It’s a dull brown, caked with rust, and the points are sharp enough to wound. That’s a good description of the barbed wire I’ve created within to frame some of the stories in my memory.
In the past the barbed wire has been an acceptable frame. But I’m seeking change. I’m committed to reframing some of the stories of my childhood. And God has offered me some places to gently pull away the sharp, rusty pieces.
My birthdays weren’t all that memorable and often replicated each year. My birthday fell a week after Christmas, on New Year’s Eve. Often my Christmas gifts were conjoined to serve as my birthday gifts as well. The 31st of December came and went with most of the attention focused on the party my parents would attend that evening. I felt missed and not significant enough to be celebrated.
One gift was different, that of my grandmother. Her gift was a hand written note inviting me to a spring shopping trip to select just the right bathing suit for the summer. I loved my grandmother’s gift, but it was hard for a young girl to hold the anticipation through the snowy cold months that would come before that promised trip.
Looking back, I am so grateful for a woman who saw the needs of a young girl. Gran could see what I felt, but I couldn’t put into words. Her patience endured while we went from shop to shop, trying on too many bathing suits to number. I was seriously thin for a young teen, devoid of curves or shape. I didn’t look like my friends in a bathing suit. I searched and searched for the right suit that would give me some sense of comfort as I risked putting my undernourished body on public display.
Gran knew. She understood the struggle I faced. We didn’t exchange words but her annual gift was so much more than I understood then. As I look back, I am delicately taking away the barbed wire memory of being missed on my birthday and replacing it with a gilded edged frame. I was seen and understood.
A friend’s recent words sparked another place in me where I’m beginning to pull away pieces of the barbed wire.
My father was a quiet and often sullen man. He spoke with an extreme stutter which I sense developed while he was away at war. His father died when he was barely 16. Just two weeks after putting his beloved father in the ground, he quit school, lied about his age and left to fight in World War II. He was just a boy – barely a man.
His time in his service to our country was cut short. There is a story. He committed to take it to his grave and he was successful. No one knows the story.
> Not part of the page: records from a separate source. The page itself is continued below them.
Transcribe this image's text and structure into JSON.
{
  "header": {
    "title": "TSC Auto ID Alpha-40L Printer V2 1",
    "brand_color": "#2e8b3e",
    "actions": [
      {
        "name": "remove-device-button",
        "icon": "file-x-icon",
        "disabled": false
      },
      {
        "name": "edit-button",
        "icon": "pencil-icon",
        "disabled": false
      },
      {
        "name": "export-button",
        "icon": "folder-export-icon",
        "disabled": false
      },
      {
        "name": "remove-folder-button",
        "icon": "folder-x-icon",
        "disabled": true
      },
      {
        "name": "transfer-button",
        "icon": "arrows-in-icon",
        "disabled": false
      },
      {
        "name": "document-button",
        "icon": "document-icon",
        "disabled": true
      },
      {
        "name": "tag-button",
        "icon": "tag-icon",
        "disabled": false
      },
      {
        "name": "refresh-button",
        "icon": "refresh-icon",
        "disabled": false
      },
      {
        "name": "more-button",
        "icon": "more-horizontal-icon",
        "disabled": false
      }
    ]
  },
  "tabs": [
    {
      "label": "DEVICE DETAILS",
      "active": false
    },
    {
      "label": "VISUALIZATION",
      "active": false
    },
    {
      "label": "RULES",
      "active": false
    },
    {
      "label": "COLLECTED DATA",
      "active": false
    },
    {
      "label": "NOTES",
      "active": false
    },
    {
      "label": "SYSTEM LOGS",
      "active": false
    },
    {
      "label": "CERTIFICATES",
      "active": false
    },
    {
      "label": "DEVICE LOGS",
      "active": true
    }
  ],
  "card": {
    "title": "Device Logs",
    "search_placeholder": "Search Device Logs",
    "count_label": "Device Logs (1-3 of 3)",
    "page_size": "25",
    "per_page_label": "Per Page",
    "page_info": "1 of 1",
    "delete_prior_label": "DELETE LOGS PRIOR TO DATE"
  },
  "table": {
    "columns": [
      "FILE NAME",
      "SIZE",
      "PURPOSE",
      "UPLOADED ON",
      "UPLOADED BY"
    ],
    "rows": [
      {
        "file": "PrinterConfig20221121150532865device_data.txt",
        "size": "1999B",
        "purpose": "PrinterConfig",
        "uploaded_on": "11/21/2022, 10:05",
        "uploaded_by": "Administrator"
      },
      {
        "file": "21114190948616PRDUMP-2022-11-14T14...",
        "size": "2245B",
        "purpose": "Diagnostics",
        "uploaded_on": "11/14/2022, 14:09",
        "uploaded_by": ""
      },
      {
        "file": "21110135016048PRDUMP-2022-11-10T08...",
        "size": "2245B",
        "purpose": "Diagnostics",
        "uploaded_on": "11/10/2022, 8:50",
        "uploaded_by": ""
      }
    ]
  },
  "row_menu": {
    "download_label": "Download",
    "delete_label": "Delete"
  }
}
The changes in his life on his return were quite noticeable. The wrong response to his words could cause him to fly into a rage. He held strong expectations of himself and others and few measured up to his standards. I was certain I couldn’t measure up. I didn’t know what to do with his rapid switch from pleasant to fierce anger and contempt. As a young girl and grown woman I didn’t know what to do with who my father was. I longed for so much more. I sensed that wasn’t going to happen for us. And it didn’t. My father is gone, the story is buried with him and the memories framed with barbed wire.
My father didn’t have grief counseling for his father’s death or whatever hell he lived in World War II. He didn’t speak of either — ever. There wasn’t recognition of post traumatic stress syndrome.
My father came back and within a few short months assumed the place of parenting a baby girl born on December 31st. It was a perfect storm for struggle.
My friend’s words reached deeply into a tender and well-protected place in my heart, guarded by barbed wire. I don’t want the barbed-wire to remain a permanent fixture in my soul.
I’m committed to begin taking away some of the brown, rusty sharp places and begin piecing together an appropriate frame. Maybe it won’t be gilded-edged, but I long for it to be more gentle and kind to my father and to me.
Valerie Avery treasures the journey of embracing all God has gifted her with including creating art and beauty using fibers, beads and nature. The bond of 46 years of marriage has created a legacy as mother to 5 and “Grammie” to 20. She is venturing into the world of writing and is grateful for a place to share stories of growth and hope. You can read more here.